A Turing Machine M rejects input w if there is a sequence of configurations C1, … , Ck such that

1. C1 is a start configuration of M on input w, ie

C1 is q0w

2. each Ci yields Ci+1, ie M can legally go from Ci

to Ci+1 in a single step

3. Ck is a rejecting configuration, ie the state of

the configuration is qreject

A TM decides a language if it accepts all strings in the language and rejects all strings not in the language

A language is called decidable or recursive if some TM decides it

Theorem: L decidable ¬L decidable Proof: L has a machine M that accepts or rejects on all inputs. Define M’ to be M with accept and reject states swapped. M’ decides ¬L.

A TM recognizes a language if it accepts all and only those strings in the language

A TM decides a language if it accepts all strings in the language and rejects all strings not in the language

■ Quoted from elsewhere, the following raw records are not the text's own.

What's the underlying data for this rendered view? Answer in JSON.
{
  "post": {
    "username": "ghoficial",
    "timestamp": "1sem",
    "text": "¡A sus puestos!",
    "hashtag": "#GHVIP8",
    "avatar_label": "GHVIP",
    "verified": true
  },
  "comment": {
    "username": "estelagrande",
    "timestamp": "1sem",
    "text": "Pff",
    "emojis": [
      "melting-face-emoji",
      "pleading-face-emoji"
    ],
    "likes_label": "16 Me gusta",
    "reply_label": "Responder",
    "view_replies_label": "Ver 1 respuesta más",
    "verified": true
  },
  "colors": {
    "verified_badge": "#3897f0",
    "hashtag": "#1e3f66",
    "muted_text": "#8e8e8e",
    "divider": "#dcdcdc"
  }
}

A language is called Turing-recognizable or recursively enumerable, (or r.e. or semi- decidable) if some TM recognizes it